The world, we will all agree, is in constant change. I'd like to focus on one of those changes; and one that is not pleasant. We are in 2019 - and our world today is fraught with violence, terrorism, hate and plain sociopaths.
In such an environment, one of the problems that arises is: how do you keep an open door, friendly welcome policy, while also screening for possible dangers?. It is not an easy balance; it is maybe an impossible balalnce...
Picture this scenario: You call for a meeting, open to the general community, with a speaker. It is in your facility, and the speaker talks about Israel. What do you do?
Anything related to Israel has become, these days, "controversial"; it also elicits the most extreme responses because people feel strongly about it. In some cases, anti-Israel positions also mask antisemitism which takes an anti Israel form because it is perceived to be more "politically correct". How do you screen those coming in? Should you keep the program "by invitation only" to control the audience? Should you have security checks at the door? Metal detectors? Let's look at these options one by one...
Metal detectors are definitely preceived as a deterrent but also as an obstacle for people to come in. If you go to a program and you need to go through a metal detector to go in... would you go in? and if you do go in... wouldn't you think twice next time you are invited?
If you have a program "by invitation only", you are pretty much accepting that you will continue to bring in the same people again and again, with the occassional addition to the group every now and then. But by and large, you are limiting your ability to use your programs for recruitment.
So how do you screen people coming in? One time-honored way is to have somebody in front who knows the community and the people, who can identify most of the people coming in. And those who cannot be identified, might be people you want to engage in a short conversation to get a sense of who they are... Not bullet-proofed, but the best option available.
I remember growing up in a community where Jewish organizations were open most of the day with something going on, with a policy of open doors.
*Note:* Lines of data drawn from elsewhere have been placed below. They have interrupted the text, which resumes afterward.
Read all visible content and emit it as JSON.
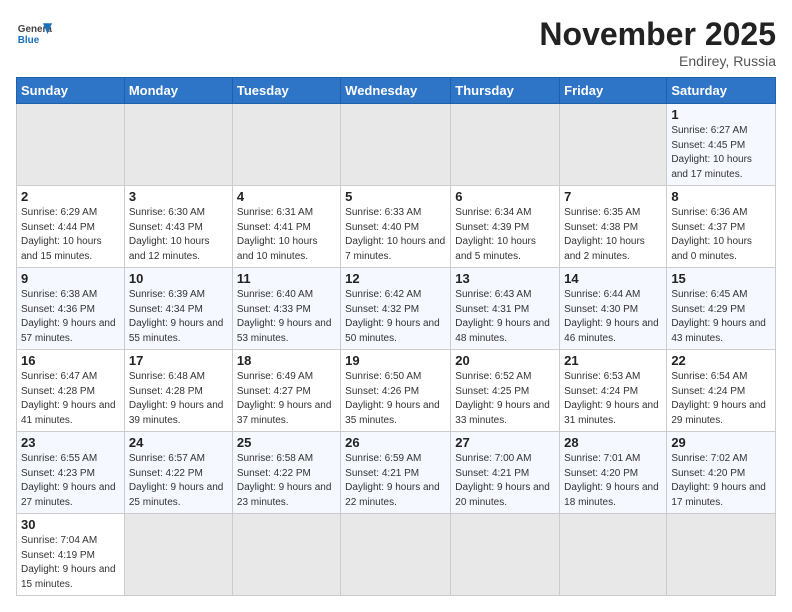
{
  "header": {
    "logo_general": "General",
    "logo_blue": "Blue",
    "month": "November 2025",
    "location": "Endirey, Russia"
  },
  "days_of_week": [
    "Sunday",
    "Monday",
    "Tuesday",
    "Wednesday",
    "Thursday",
    "Friday",
    "Saturday"
  ],
  "weeks": [
    [
      {
        "day": "",
        "info": ""
      },
      {
        "day": "",
        "info": ""
      },
      {
        "day": "",
        "info": ""
      },
      {
        "day": "",
        "info": ""
      },
      {
        "day": "",
        "info": ""
      },
      {
        "day": "",
        "info": ""
      },
      {
        "day": "1",
        "info": "Sunrise: 6:27 AM\nSunset: 4:45 PM\nDaylight: 10 hours and 17 minutes."
      }
    ],
    [
      {
        "day": "2",
        "info": "Sunrise: 6:29 AM\nSunset: 4:44 PM\nDaylight: 10 hours and 15 minutes."
      },
      {
        "day": "3",
        "info": "Sunrise: 6:30 AM\nSunset: 4:43 PM\nDaylight: 10 hours and 12 minutes."
      },
      {
        "day": "4",
        "info": "Sunrise: 6:31 AM\nSunset: 4:41 PM\nDaylight: 10 hours and 10 minutes."
      },
      {
        "day": "5",
        "info": "Sunrise: 6:33 AM\nSunset: 4:40 PM\nDaylight: 10 hours and 7 minutes."
      },
      {
        "day": "6",
        "info": "Sunrise: 6:34 AM\nSunset: 4:39 PM\nDaylight: 10 hours and 5 minutes."
      },
      {
        "day": "7",
        "info": "Sunrise: 6:35 AM\nSunset: 4:38 PM\nDaylight: 10 hours and 2 minutes."
      },
      {
        "day": "8",
        "info": "Sunrise: 6:36 AM\nSunset: 4:37 PM\nDaylight: 10 hours and 0 minutes."
      }
    ],
    [
      {
        "day": "9",
        "info": "Sunrise: 6:38 AM\nSunset: 4:36 PM\nDaylight: 9 hours and 57 minutes."
      },
      {
        "day": "10",
        "info": "Sunrise: 6:39 AM\nSunset: 4:34 PM\nDaylight: 9 hours and 55 minutes."
      },
      {
        "day": "11",
        "info": "Sunrise: 6:40 AM\nSunset: 4:33 PM\nDaylight: 9 hours and 53 minutes."
      },
      {
        "day": "12",
        "info": "Sunrise: 6:42 AM\nSunset: 4:32 PM\nDaylight: 9 hours and 50 minutes."
      },
      {
        "day": "13",
        "info": "Sunrise: 6:43 AM\nSunset: 4:31 PM\nDaylight: 9 hours and 48 minutes."
      },
      {
        "day": "14",
        "info": "Sunrise: 6:44 AM\nSunset: 4:30 PM\nDaylight: 9 hours and 46 minutes."
      },
      {
        "day": "15",
        "info": "Sunrise: 6:45 AM\nSunset: 4:29 PM\nDaylight: 9 hours and 43 minutes."
      }
    ],
    [
      {
        "day": "16",
        "info": "Sunrise: 6:47 AM\nSunset: 4:28 PM\nDaylight: 9 hours and 41 minutes."
      },
      {
        "day": "17",
        "info": "Sunrise: 6:48 AM\nSunset: 4:28 PM\nDaylight: 9 hours and 39 minutes."
      },
      {
        "day": "18",
        "info": "Sunrise: 6:49 AM\nSunset: 4:27 PM\nDaylight: 9 hours and 37 minutes."
      },
      {
        "day": "19",
        "info": "Sunrise: 6:50 AM\nSunset: 4:26 PM\nDaylight: 9 hours and 35 minutes."
      },
      {
        "day": "20",
        "info": "Sunrise: 6:52 AM\nSunset: 4:25 PM\nDaylight: 9 hours and 33 minutes."
      },
      {
        "day": "21",
        "info": "Sunrise: 6:53 AM\nSunset: 4:24 PM\nDaylight: 9 hours and 31 minutes."
      },
      {
        "day": "22",
        "info": "Sunrise: 6:54 AM\nSunset: 4:24 PM\nDaylight: 9 hours and 29 minutes."
      }
    ],
    [
      {
        "day": "23",
        "info": "Sunrise: 6:55 AM\nSunset: 4:23 PM\nDaylight: 9 hours and 27 minutes."
      },
      {
        "day": "24",
        "info": "Sunrise: 6:57 AM\nSunset: 4:22 PM\nDaylight: 9 hours and 25 minutes."
      },
      {
        "day": "25",
        "info": "Sunrise: 6:58 AM\nSunset: 4:22 PM\nDaylight: 9 hours and 23 minutes."
      },
      {
        "day": "26",
        "info": "Sunrise: 6:59 AM\nSunset: 4:21 PM\nDaylight: 9 hours and 22 minutes."
      },
      {
        "day": "27",
        "info": "Sunrise: 7:00 AM\nSunset: 4:21 PM\nDaylight: 9 hours and 20 minutes."
      },
      {
        "day": "28",
        "info": "Sunrise: 7:01 AM\nSunset: 4:20 PM\nDaylight: 9 hours and 18 minutes."
      },
      {
        "day": "29",
        "info": "Sunrise: 7:02 AM\nSunset: 4:20 PM\nDaylight: 9 hours and 17 minutes."
      }
    ],
    [
      {
        "day": "30",
        "info": "Sunrise: 7:04 AM\nSunset: 4:19 PM\nDaylight: 9 hours and 15 minutes."
      },
      {
        "day": "",
        "info": ""
      },
      {
        "day": "",
        "info": ""
      },
      {
        "day": "",
        "info": ""
      },
      {
        "day": "",
        "info": ""
      },
      {
        "day": "",
        "info": ""
      },
      {
        "day": "",
        "info": ""
      }
    ]
  ]
}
And if there were occassional problem, they were few and far between. Things have changed. Life has changed. Welcome to 2019!